How to complete this task — Output all of the material beneath this line exactly as it is.

Provided data —
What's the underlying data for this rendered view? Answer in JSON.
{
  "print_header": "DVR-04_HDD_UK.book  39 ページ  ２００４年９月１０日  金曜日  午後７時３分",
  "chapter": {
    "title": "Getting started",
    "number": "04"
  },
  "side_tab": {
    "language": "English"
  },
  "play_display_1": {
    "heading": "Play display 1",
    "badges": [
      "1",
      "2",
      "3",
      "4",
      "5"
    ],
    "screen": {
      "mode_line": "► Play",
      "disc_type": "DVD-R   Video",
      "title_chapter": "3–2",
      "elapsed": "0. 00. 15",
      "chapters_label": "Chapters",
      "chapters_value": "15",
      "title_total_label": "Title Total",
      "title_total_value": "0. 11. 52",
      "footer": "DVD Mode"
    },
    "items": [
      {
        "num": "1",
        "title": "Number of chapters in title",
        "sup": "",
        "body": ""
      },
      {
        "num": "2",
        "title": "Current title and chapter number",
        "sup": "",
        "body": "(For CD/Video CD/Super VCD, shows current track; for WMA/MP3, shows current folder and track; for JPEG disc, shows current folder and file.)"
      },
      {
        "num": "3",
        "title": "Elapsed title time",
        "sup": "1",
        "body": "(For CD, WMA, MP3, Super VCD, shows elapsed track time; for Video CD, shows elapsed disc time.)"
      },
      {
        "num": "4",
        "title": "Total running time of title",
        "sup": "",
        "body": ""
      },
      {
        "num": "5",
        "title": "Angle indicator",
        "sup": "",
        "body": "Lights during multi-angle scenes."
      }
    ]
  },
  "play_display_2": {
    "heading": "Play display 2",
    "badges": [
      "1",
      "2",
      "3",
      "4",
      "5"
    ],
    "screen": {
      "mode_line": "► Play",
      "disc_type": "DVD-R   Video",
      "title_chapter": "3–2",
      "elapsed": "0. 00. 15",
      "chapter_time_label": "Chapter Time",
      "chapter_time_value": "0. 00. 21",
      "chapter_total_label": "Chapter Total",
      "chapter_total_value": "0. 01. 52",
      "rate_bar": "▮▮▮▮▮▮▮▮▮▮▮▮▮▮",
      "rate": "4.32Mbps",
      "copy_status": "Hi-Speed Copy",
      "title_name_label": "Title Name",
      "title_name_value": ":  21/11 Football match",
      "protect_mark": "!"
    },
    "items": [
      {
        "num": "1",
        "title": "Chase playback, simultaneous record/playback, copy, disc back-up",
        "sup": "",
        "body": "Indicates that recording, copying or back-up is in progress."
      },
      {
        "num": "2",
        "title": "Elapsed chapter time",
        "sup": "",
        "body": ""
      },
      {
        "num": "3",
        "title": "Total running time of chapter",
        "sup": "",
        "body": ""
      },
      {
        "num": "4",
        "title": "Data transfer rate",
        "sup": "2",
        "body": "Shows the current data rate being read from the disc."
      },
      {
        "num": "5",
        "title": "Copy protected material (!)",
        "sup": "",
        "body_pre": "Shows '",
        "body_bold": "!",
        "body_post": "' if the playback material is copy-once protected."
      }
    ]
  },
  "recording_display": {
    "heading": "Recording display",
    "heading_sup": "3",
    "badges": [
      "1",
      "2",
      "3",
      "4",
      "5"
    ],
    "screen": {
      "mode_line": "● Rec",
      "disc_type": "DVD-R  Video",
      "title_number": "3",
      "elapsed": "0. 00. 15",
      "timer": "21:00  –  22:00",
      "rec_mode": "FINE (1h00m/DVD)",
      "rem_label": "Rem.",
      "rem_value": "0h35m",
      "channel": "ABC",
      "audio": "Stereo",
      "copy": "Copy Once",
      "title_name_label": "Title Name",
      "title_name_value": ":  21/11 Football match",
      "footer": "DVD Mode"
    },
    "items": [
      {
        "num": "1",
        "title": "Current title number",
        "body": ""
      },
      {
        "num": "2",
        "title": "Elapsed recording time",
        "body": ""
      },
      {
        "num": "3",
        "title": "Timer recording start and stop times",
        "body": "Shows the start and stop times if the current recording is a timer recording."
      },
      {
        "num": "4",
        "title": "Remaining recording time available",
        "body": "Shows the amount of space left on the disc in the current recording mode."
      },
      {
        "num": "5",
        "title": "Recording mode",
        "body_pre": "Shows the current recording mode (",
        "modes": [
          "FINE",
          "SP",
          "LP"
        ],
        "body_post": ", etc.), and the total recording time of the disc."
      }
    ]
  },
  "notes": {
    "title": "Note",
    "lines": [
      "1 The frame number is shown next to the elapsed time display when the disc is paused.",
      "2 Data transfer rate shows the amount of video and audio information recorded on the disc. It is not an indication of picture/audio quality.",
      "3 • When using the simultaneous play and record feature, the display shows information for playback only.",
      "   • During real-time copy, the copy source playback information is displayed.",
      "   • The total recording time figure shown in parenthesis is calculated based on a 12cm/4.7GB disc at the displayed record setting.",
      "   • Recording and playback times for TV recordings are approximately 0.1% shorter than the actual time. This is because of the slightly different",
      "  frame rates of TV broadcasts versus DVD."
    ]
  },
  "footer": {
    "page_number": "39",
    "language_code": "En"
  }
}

Solved exercise —
What's the underlying data for this rendered view? Answer in JSON.
{
  "print_header": "DVR-04_HDD_UK.book  39 ページ  ２００４年９月１０日  金曜日  午後７時３分",
  "chapter": {
    "title": "Getting started",
    "number": "04"
  },
  "side_tab": {
    "language": "English"
  },
  "play_display_1": {
    "heading": "Play display 1",
    "badges": [
      "1",
      "2",
      "3",
      "4",
      "5"
    ],
    "screen": {
      "mode_line": "► Play",
      "disc_type": "DVD-R   Video",
      "title_chapter": "3–2",
      "elapsed": "0. 00. 15",
      "chapters_label": "Chapters",
      "chapters_value": "15",
      "title_total_label": "Title Total",
      "title_total_value": "0. 11. 52",
      "footer": "DVD Mode"
    },
    "items": [
      {
        "num": "1",
        "title": "Number of chapters in title",
        "sup": "",
        "body": ""
      },
      {
        "num": "2",
        "title": "Current title and chapter number",
        "sup": "",
        "body": "(For CD/Video CD/Super VCD, shows current track; for WMA/MP3, shows current folder and track; for JPEG disc, shows current folder and file.)"
      },
      {
        "num": "3",
        "title": "Elapsed title time",
        "sup": "1",
        "body": "(For CD, WMA, MP3, Super VCD, shows elapsed track time; for Video CD, shows elapsed disc time.)"
      },
      {
        "num": "4",
        "title": "Total running time of title",
        "sup": "",
        "body": ""
      },
      {
        "num": "5",
        "title": "Angle indicator",
        "sup": "",
        "body": "Lights during multi-angle scenes."
      }
    ]
  },
  "play_display_2": {
    "heading": "Play display 2",
    "badges": [
      "1",
      "2",
      "3",
      "4",
      "5"
    ],
    "screen": {
      "mode_line": "► Play",
      "disc_type": "DVD-R   Video",
      "title_chapter": "3–2",
      "elapsed": "0. 00. 15",
      "chapter_time_label": "Chapter Time",
      "chapter_time_value": "0. 00. 21",
      "chapter_total_label": "Chapter Total",
      "chapter_total_value": "0. 01. 52",
      "rate_bar": "▮▮▮▮▮▮▮▮▮▮▮▮▮▮",
      "rate": "4.32Mbps",
      "copy_status": "Hi-Speed Copy",
      "title_name_label": "Title Name",
      "title_name_value": ":  21/11 Football match",
      "protect_mark": "!"
    },
    "items": [
      {
        "num": "1",
        "title": "Chase playback, simultaneous record/playback, copy, disc back-up",
        "sup": "",
        "body": "Indicates that recording, copying or back-up is in progress."
      },
      {
        "num": "2",
        "title": "Elapsed chapter time",
        "sup": "",
        "body": ""
      },
      {
        "num": "3",
        "title": "Total running time of chapter",
        "sup": "",
        "body": ""
      },
      {
        "num": "4",
        "title": "Data transfer rate",
        "sup": "2",
        "body": "Shows the current data rate being read from the disc."
      },
      {
        "num": "5",
        "title": "Copy protected material (!)",
        "sup": "",
        "body_pre": "Shows '",
        "body_bold": "!",
        "body_post": "' if the playback material is copy-once protected."
      }
    ]
  },
  "recording_display": {
    "heading": "Recording display",
    "heading_sup": "3",
    "badges": [
      "1",
      "2",
      "3",
      "4",
      "5"
    ],
    "screen": {
      "mode_line": "● Rec",
      "disc_type": "DVD-R  Video",
      "title_number": "3",
      "elapsed": "0. 00. 15",
      "timer": "21:00  –  22:00",
      "rec_mode": "FINE (1h00m/DVD)",
      "rem_label": "Rem.",
      "rem_value": "0h35m",
      "channel": "ABC",
      "audio": "Stereo",
      "copy": "Copy Once",
      "title_name_label": "Title Name",
      "title_name_value": ":  21/11 Football match",
      "footer": "DVD Mode"
    },
    "items": [
      {
        "num": "1",
        "title": "Current title number",
        "body": ""
      },
      {
        "num": "2",
        "title": "Elapsed recording time",
        "body": ""
      },
      {
        "num": "3",
        "title": "Timer recording start and stop times",
        "body": "Shows the start and stop times if the current recording is a timer recording."
      },
      {
        "num": "4",
        "title": "Remaining recording time available",
        "body": "Shows the amount of space left on the disc in the current recording mode."
      },
      {
        "num": "5",
        "title": "Recording mode",
        "body_pre": "Shows the current recording mode (",
        "modes": [
          "FINE",
          "SP",
          "LP"
        ],
        "body_post": ", etc.), and the total recording time of the disc."
      }
    ]
  },
  "notes": {
    "title": "Note",
    "lines": [
      "1 The frame number is shown next to the elapsed time display when the disc is paused.",
      "2 Data transfer rate shows the amount of video and audio information recorded on the disc. It is not an indication of picture/audio quality.",
      "3 • When using the simultaneous play and record feature, the display shows information for playback only.",
      "   • During real-time copy, the copy source playback information is displayed.",
      "   • The total recording time figure shown in parenthesis is calculated based on a 12cm/4.7GB disc at the displayed record setting.",
      "   • Recording and playback times for TV recordings are approximately 0.1% shorter than the actual time. This is because of the slightly different",
      "  frame rates of TV broadcasts versus DVD."
    ]
  },
  "footer": {
    "page_number": "39",
    "language_code": "En"
  }
}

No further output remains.